Collected data entries
-------------------------

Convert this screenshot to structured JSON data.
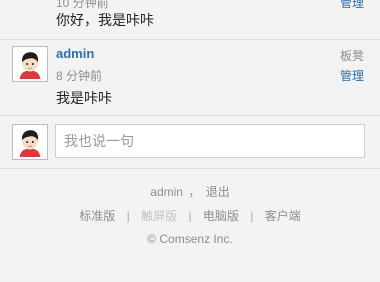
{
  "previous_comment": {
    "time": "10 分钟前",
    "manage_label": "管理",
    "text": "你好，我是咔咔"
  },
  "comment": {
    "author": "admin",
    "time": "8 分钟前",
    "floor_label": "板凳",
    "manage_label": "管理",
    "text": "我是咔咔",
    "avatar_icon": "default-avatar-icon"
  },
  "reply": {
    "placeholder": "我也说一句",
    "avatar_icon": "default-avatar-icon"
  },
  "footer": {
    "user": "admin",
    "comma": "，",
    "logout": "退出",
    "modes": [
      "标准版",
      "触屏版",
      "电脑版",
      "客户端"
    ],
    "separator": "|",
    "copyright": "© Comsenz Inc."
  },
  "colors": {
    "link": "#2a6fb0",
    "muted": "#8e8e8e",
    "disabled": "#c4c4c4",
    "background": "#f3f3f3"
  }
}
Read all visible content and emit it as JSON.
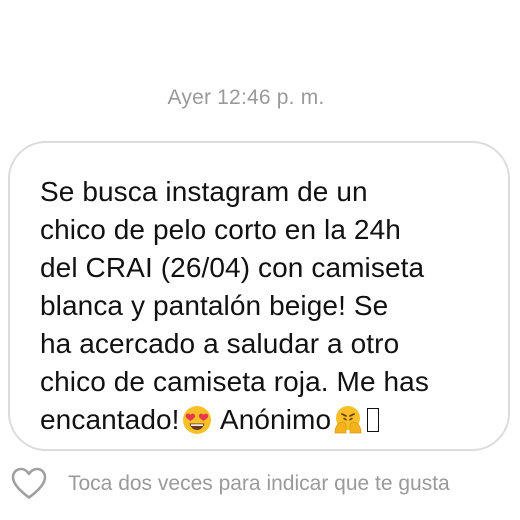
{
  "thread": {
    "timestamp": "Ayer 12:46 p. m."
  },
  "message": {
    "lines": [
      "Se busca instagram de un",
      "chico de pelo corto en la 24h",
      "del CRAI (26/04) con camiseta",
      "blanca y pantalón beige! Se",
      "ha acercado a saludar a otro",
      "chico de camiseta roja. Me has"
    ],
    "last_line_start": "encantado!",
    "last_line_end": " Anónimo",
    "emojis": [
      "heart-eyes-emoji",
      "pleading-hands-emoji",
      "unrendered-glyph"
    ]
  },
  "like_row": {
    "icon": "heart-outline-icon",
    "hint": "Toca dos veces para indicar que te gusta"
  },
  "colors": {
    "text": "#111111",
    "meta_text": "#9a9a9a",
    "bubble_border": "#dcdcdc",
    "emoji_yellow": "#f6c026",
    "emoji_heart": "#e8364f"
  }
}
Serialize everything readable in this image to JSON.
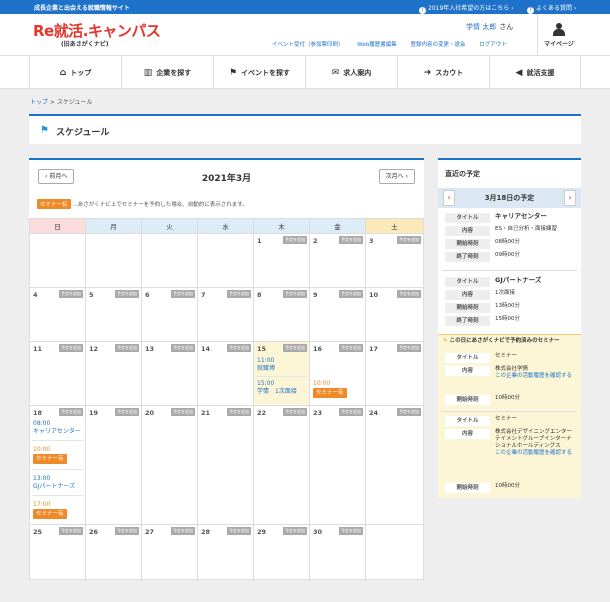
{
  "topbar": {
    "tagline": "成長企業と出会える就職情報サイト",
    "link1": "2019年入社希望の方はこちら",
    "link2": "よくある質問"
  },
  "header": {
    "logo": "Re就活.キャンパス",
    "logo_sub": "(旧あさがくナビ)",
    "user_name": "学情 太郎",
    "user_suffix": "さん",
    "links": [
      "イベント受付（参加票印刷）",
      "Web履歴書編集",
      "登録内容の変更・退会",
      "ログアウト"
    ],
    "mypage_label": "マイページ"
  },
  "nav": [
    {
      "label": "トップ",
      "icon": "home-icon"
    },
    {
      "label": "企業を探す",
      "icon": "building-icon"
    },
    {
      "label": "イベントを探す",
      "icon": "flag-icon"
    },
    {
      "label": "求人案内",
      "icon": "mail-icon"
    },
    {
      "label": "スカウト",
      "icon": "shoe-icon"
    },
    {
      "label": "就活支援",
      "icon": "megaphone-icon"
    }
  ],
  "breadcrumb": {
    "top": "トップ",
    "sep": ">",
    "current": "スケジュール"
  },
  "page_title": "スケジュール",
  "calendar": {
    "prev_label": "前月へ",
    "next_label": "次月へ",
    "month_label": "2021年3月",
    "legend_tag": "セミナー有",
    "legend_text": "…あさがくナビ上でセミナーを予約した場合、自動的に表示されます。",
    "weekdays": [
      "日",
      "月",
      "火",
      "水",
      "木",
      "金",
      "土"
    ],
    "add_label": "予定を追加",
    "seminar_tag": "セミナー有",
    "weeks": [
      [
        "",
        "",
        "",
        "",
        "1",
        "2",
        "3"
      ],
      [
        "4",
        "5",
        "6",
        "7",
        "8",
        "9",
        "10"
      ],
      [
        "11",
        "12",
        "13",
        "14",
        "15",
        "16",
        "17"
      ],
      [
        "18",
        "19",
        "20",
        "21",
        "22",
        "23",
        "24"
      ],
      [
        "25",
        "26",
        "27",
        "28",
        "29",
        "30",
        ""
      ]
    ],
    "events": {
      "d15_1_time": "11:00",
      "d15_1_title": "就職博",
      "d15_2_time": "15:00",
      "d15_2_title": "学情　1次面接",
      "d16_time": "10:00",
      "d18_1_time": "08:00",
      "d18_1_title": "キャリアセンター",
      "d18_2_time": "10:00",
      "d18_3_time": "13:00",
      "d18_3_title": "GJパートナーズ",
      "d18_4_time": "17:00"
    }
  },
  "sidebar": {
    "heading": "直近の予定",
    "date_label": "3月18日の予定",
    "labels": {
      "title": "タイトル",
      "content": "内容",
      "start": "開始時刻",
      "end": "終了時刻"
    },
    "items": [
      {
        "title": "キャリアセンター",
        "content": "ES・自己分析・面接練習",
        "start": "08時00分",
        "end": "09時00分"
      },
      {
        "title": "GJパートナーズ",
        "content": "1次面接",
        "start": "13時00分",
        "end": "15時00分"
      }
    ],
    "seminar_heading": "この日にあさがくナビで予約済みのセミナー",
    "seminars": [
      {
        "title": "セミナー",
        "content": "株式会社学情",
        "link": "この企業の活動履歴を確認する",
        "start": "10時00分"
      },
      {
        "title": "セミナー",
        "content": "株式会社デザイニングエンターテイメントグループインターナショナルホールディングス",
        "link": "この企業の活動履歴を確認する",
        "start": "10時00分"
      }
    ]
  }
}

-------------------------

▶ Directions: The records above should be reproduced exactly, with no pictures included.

▶ Task solution:
Convert this screenshot to structured JSON data.
{
  "previous_comment": {
    "time": "10 分钟前",
    "manage_label": "管理",
    "text": "你好，我是咔咔"
  },
  "comment": {
    "author": "admin",
    "time": "8 分钟前",
    "floor_label": "板凳",
    "manage_label": "管理",
    "text": "我是咔咔",
    "avatar_icon": "default-avatar-icon"
  },
  "reply": {
    "placeholder": "我也说一句",
    "avatar_icon": "default-avatar-icon"
  },
  "footer": {
    "user": "admin",
    "comma": "，",
    "logout": "退出",
    "modes": [
      "标准版",
      "触屏版",
      "电脑版",
      "客户端"
    ],
    "separator": "|",
    "copyright": "© Comsenz Inc."
  },
  "colors": {
    "link": "#2a6fb0",
    "muted": "#8e8e8e",
    "disabled": "#c4c4c4",
    "background": "#f3f3f3"
  }
}
Read all visible content and emit it as JSON.
{
  "thread": {
    "timestamp": "Ayer 12:46 p. m."
  },
  "message": {
    "lines": [
      "Se busca instagram de un",
      "chico de pelo corto en la 24h",
      "del CRAI (26/04) con camiseta",
      "blanca y pantalón beige! Se",
      "ha acercado a saludar a otro",
      "chico de camiseta roja. Me has"
    ],
    "last_line_start": "encantado!",
    "last_line_end": " Anónimo",
    "emojis": [
      "heart-eyes-emoji",
      "pleading-hands-emoji",
      "unrendered-glyph"
    ]
  },
  "like_row": {
    "icon": "heart-outline-icon",
    "hint": "Toca dos veces para indicar que te gusta"
  },
  "colors": {
    "text": "#111111",
    "meta_text": "#9a9a9a",
    "bubble_border": "#dcdcdc",
    "emoji_yellow": "#f6c026",
    "emoji_heart": "#e8364f"
  }
}
Serialize everything readable in this image to JSON.
{
  "topbar": {
    "tagline": "成長企業と出会える就職情報サイト",
    "link1": "2019年入社希望の方はこちら",
    "link2": "よくある質問"
  },
  "header": {
    "logo": "Re就活.キャンパス",
    "logo_sub": "(旧あさがくナビ)",
    "user_name": "学情 太郎",
    "user_suffix": "さん",
    "links": [
      "イベント受付（参加票印刷）",
      "Web履歴書編集",
      "登録内容の変更・退会",
      "ログアウト"
    ],
    "mypage_label": "マイページ"
  },
  "nav": [
    {
      "label": "トップ",
      "icon": "home-icon"
    },
    {
      "label": "企業を探す",
      "icon": "building-icon"
    },
    {
      "label": "イベントを探す",
      "icon": "flag-icon"
    },
    {
      "label": "求人案内",
      "icon": "mail-icon"
    },
    {
      "label": "スカウト",
      "icon": "shoe-icon"
    },
    {
      "label": "就活支援",
      "icon": "megaphone-icon"
    }
  ],
  "breadcrumb": {
    "top": "トップ",
    "sep": ">",
    "current": "スケジュール"
  },
  "page_title": "スケジュール",
  "calendar": {
    "prev_label": "前月へ",
    "next_label": "次月へ",
    "month_label": "2021年3月",
    "legend_tag": "セミナー有",
    "legend_text": "…あさがくナビ上でセミナーを予約した場合、自動的に表示されます。",
    "weekdays": [
      "日",
      "月",
      "火",
      "水",
      "木",
      "金",
      "土"
    ],
    "add_label": "予定を追加",
    "seminar_tag": "セミナー有",
    "weeks": [
      [
        "",
        "",
        "",
        "",
        "1",
        "2",
        "3"
      ],
      [
        "4",
        "5",
        "6",
        "7",
        "8",
        "9",
        "10"
      ],
      [
        "11",
        "12",
        "13",
        "14",
        "15",
        "16",
        "17"
      ],
      [
        "18",
        "19",
        "20",
        "21",
        "22",
        "23",
        "24"
      ],
      [
        "25",
        "26",
        "27",
        "28",
        "29",
        "30",
        ""
      ]
    ],
    "events": {
      "d15_1_time": "11:00",
      "d15_1_title": "就職博",
      "d15_2_time": "15:00",
      "d15_2_title": "学情　1次面接",
      "d16_time": "10:00",
      "d18_1_time": "08:00",
      "d18_1_title": "キャリアセンター",
      "d18_2_time": "10:00",
      "d18_3_time": "13:00",
      "d18_3_title": "GJパートナーズ",
      "d18_4_time": "17:00"
    }
  },
  "sidebar": {
    "heading": "直近の予定",
    "date_label": "3月18日の予定",
    "labels": {
      "title": "タイトル",
      "content": "内容",
      "start": "開始時刻",
      "end": "終了時刻"
    },
    "items": [
      {
        "title": "キャリアセンター",
        "content": "ES・自己分析・面接練習",
        "start": "08時00分",
        "end": "09時00分"
      },
      {
        "title": "GJパートナーズ",
        "content": "1次面接",
        "start": "13時00分",
        "end": "15時00分"
      }
    ],
    "seminar_heading": "この日にあさがくナビで予約済みのセミナー",
    "seminars": [
      {
        "title": "セミナー",
        "content": "株式会社学情",
        "link": "この企業の活動履歴を確認する",
        "start": "10時00分"
      },
      {
        "title": "セミナー",
        "content": "株式会社デザイニングエンターテイメントグループインターナショナルホールディングス",
        "link": "この企業の活動履歴を確認する",
        "start": "10時00分"
      }
    ]
  }
}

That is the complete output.